Photos show a hallway of closet-like rooms, each containing two metal bunk beds against a brightly painted cinderblock wall. That setup will cost $30 per night with a $5 cleaning fee.
For a short-term rental, reviewers said, it was the perfect place for guys who need a place to crash.
Two homes on Princeton Street near College Avenue that were advertised on SUpost, Stanford University's online marketplace, show wooden bunk beds in a tightly configured space.
"We are looking for quiet, responsible housemates to live together with us in our lovely and very large house. Each room is shared between two, four or six people with separate rooms for males and females. Up to 16 people will be living in the house," the ad notes.
But young entrepreneurs offering congenial, collaborative living spaces aren't the only ones getting on the rental bandwagon.
"Super Bowl 2016," a home on Homer Avenue, is attempting to cash in on the demand when the football championship is hosted in the Bay Area. The entire house is for rent at $2,000 a night, with six beds and space for eight guests, according to its Airbnb advertisement.
Staying for just a few days is clearly the aim for some renters. One Midtown house that accommodates 10 people was recently used for a company off-site meeting, according to a reviewer on Airbnb.
While home-owning entrepreneurs didn't respond to requests for interviews prior to this newspaper's press time, renters at some of the shared housing said the setups are essential in exorbitantly pricey Palo Alto.
"It's very expensive -- very expensive to stay here. I couldn't believe the prices here. Even Stanford is expensive. Most people have to share or go farther away," said Oscar Rueda, a scientist visiting Stanford University for two months from Cambridge University on a travel grant. Rueda is living in part of a rented cottage behind Hacker House, a communal-living space in Barron Park.

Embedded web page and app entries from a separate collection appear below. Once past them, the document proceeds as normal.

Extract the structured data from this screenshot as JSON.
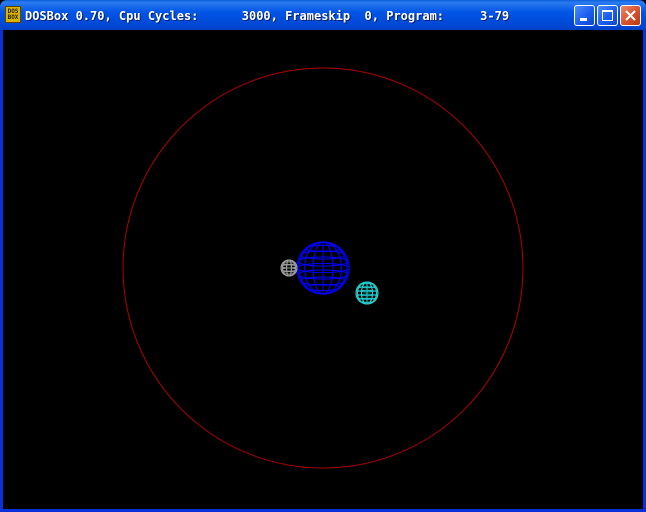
{
  "window": {
    "title": "DOSBox 0.70, Cpu Cycles:      3000, Frameskip  0, Program:     3-79",
    "icon": "dosbox-icon",
    "icon_text_line1": "DOS",
    "icon_text_line2": "BOX",
    "controls": {
      "minimize": "minimize-icon",
      "maximize": "maximize-icon",
      "close": "close-icon"
    }
  },
  "scene": {
    "background": "#000000",
    "orbit_color": "#b00000",
    "planet_color": "#0000ff",
    "moon_gray_color": "#9a9a9a",
    "moon_cyan_color": "#22cccc"
  }
}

On Wednesday evening, students came and went noiselessly on bicycles and on foot. Hilary Griffin, who rents a large home across the street from Hacker House, said the inhabitants have been quiet.
But while looking for a home to rent, she came across a shared house in Old Palo Alto on Waverley Street near the late Apple CEO Steve Jobs' house, she said. Inside the Tudor-style home, "There were 16 people living there. It looked just like a frat house. ... There were dishes in the sink that must have been four days old. They were guys working from Google. The poor Realtor was running around trying to clean up, picking up towels off the floor," she said.
The issue has already come to the attention of the Palo Alto City Council, which in March rejected regulating Airbnb rentals due to a lack of urgency of the problem. City staff had only received seven complaints about the issue last year, two of which had been deemed invalid. The council directed staff to monitor the situation and agreed to bring it back for discussion next year.
Planning Director Hillary Gitelman said that the city cannot legally regulate the number of people who live in a household.
"We can, however, regulate the number of units (defined by the number of kitchens), and we can regulate short-term rentals," she said in an email.
A short-term rental would be one that is less than 30 days, which would constitute transient occupancy and not residential use, she said. The city does investigate complaints when properties are being rented out on a short-term basis to multiple persons, she said.
City code also does not limit the number of bedrooms or bathrooms that can be constructed within a residence. It regulates the overall size and use as a residence, rather than as a hotel, she said.
Palo Alto Municipal Code 2.33.010 defines a hotel as any structure or portion of a structure that is occupied or intended for occupancy by transients for dwelling, lodging or sleeping. It includes any hotel, inn, tourist home or house, motel, studio hotel, bachelor hotel, lodging house, morning house, apartment house, dormitory public or private club, mobile home or house trailer in a fixed location.